INFORMATION:
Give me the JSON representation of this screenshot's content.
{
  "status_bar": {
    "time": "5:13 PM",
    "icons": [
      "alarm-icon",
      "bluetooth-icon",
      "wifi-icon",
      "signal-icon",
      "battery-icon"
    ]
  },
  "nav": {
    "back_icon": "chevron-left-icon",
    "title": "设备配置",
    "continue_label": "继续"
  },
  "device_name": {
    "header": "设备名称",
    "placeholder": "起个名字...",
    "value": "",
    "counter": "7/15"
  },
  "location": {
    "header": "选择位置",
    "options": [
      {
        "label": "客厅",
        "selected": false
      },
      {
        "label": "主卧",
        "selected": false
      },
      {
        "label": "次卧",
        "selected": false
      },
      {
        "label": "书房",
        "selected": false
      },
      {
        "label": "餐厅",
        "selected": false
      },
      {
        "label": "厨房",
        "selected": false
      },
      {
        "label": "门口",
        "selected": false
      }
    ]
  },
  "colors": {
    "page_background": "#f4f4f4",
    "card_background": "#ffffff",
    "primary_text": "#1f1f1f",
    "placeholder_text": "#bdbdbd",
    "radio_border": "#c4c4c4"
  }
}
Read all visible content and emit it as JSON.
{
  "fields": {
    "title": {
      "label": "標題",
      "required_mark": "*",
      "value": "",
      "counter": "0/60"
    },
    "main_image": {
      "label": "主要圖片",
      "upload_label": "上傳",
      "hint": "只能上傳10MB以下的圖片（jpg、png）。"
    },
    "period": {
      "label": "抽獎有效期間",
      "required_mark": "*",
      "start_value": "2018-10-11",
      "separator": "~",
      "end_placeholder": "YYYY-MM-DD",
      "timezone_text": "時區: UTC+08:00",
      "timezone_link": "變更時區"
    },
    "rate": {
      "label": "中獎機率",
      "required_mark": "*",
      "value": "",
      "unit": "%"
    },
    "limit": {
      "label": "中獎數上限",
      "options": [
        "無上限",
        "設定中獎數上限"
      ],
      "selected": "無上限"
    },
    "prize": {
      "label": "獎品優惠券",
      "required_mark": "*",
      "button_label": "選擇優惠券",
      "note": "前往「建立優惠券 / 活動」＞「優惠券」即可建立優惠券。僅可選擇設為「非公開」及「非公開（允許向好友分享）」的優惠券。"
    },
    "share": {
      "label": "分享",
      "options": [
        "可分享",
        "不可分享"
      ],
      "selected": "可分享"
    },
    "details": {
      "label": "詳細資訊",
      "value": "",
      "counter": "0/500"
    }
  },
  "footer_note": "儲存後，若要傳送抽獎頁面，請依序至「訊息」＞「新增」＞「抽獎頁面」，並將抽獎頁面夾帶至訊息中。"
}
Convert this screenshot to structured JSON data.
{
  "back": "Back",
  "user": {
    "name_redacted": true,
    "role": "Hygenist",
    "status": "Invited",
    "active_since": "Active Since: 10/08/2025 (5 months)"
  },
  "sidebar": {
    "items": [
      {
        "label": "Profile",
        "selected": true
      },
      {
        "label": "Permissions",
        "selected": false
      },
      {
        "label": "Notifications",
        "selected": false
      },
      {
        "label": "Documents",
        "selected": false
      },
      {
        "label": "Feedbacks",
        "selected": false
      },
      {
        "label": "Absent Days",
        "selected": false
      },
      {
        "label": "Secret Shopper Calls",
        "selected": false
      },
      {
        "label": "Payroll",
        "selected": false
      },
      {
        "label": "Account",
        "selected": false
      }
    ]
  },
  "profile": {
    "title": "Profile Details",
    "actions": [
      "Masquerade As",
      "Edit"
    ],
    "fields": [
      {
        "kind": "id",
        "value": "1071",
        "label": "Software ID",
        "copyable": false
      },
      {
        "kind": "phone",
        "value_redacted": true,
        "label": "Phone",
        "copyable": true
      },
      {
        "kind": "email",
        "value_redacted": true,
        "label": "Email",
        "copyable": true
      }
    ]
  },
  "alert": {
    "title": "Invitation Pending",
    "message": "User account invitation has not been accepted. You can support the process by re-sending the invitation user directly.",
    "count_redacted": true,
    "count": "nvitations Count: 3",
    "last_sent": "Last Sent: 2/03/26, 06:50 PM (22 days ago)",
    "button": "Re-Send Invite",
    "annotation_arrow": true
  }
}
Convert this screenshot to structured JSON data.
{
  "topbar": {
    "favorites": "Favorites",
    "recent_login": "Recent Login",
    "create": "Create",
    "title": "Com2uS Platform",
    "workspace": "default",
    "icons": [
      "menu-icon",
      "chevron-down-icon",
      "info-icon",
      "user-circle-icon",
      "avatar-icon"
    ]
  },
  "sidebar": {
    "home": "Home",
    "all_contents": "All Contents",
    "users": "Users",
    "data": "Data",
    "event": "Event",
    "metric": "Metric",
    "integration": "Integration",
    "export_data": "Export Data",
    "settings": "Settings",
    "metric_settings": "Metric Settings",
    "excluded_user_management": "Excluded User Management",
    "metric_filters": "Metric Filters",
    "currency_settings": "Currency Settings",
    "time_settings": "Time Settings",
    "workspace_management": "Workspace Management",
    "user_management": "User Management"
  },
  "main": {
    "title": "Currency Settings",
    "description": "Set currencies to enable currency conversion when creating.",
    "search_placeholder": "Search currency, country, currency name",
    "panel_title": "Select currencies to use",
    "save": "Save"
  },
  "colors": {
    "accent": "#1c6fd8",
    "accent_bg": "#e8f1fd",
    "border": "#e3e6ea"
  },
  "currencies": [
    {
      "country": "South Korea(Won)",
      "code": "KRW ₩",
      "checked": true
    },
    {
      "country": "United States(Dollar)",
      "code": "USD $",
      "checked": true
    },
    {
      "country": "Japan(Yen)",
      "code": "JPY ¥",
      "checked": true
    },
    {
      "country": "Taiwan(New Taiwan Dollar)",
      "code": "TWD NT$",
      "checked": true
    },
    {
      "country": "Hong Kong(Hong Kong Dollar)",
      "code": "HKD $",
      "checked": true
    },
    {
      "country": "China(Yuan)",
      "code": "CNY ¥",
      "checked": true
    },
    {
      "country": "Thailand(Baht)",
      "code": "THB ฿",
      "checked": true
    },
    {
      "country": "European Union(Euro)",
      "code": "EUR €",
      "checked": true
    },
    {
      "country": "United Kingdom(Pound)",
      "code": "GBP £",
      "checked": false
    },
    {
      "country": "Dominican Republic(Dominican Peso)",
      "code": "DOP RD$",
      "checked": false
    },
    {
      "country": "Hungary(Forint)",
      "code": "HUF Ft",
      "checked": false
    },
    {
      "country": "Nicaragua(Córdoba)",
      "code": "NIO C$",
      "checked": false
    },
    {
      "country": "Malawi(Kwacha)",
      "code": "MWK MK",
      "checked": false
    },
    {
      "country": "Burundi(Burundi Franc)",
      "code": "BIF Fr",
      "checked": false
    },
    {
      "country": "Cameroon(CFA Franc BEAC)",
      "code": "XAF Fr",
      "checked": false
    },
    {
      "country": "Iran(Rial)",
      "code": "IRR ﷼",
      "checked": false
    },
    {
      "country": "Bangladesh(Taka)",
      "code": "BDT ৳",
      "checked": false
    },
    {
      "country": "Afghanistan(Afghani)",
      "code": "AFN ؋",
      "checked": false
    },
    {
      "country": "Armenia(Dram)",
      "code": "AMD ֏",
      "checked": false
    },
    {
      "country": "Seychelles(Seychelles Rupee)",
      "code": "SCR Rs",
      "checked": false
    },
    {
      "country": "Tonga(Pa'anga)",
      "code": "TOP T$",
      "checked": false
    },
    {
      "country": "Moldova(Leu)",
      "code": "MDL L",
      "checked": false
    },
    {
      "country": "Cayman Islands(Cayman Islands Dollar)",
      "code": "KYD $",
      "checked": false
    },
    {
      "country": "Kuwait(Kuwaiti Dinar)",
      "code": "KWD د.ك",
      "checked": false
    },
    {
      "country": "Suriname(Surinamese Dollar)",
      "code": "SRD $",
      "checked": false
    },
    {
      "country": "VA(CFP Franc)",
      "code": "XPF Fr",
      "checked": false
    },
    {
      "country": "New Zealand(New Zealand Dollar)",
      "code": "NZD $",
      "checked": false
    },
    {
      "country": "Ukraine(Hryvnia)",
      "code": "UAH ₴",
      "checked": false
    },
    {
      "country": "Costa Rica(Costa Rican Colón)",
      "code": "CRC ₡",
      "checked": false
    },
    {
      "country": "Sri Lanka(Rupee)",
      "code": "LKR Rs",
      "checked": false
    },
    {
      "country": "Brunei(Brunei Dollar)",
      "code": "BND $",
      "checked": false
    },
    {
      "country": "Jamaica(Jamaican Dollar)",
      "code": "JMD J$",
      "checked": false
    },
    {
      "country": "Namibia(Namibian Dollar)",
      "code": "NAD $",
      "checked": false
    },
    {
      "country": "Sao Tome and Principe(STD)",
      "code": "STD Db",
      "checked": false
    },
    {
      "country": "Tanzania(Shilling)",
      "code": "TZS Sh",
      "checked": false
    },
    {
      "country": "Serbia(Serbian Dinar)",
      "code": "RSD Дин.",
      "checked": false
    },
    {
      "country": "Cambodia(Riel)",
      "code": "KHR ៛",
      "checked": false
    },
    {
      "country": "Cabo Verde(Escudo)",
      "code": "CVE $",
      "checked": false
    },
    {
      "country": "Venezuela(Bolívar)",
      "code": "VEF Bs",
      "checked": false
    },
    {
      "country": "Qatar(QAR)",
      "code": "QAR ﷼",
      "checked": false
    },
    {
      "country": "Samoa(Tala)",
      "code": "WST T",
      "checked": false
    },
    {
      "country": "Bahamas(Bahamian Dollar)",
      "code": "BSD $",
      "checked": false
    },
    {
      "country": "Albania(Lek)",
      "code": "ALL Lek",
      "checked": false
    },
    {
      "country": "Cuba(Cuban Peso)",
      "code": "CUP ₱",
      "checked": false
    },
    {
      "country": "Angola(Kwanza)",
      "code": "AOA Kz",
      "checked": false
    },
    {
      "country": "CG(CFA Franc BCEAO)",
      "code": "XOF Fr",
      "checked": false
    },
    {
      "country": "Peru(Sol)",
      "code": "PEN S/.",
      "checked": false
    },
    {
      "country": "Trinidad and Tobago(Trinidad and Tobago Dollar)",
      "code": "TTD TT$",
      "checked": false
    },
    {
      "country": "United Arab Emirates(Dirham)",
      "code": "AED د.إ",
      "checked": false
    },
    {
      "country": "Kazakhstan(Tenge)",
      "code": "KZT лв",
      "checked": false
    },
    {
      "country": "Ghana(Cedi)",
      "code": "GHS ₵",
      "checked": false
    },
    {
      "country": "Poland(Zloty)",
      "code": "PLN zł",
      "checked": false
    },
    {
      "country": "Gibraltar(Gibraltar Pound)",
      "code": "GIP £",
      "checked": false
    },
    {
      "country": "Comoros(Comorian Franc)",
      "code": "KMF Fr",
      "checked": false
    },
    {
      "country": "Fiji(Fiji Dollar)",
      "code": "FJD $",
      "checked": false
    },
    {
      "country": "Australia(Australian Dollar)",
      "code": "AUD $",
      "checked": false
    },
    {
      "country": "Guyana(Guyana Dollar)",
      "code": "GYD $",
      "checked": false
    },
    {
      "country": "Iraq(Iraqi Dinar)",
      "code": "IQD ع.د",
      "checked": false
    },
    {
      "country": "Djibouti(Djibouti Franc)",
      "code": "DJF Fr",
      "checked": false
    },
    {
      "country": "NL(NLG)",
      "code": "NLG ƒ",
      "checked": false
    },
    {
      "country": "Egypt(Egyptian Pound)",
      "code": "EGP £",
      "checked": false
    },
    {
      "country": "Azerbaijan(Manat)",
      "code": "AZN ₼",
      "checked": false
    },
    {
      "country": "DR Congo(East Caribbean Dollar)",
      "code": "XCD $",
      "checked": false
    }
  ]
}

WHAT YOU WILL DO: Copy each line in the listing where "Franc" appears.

FINAL ANSWER:
      "country": "Burundi(Burundi Franc)",
      "country": "Cameroon(CFA Franc BEAC)",
      "country": "VA(CFP Franc)",
      "country": "CG(CFA Franc BCEAO)",
      "country": "Comoros(Comorian Franc)",
      "country": "Djibouti(Djibouti Franc)",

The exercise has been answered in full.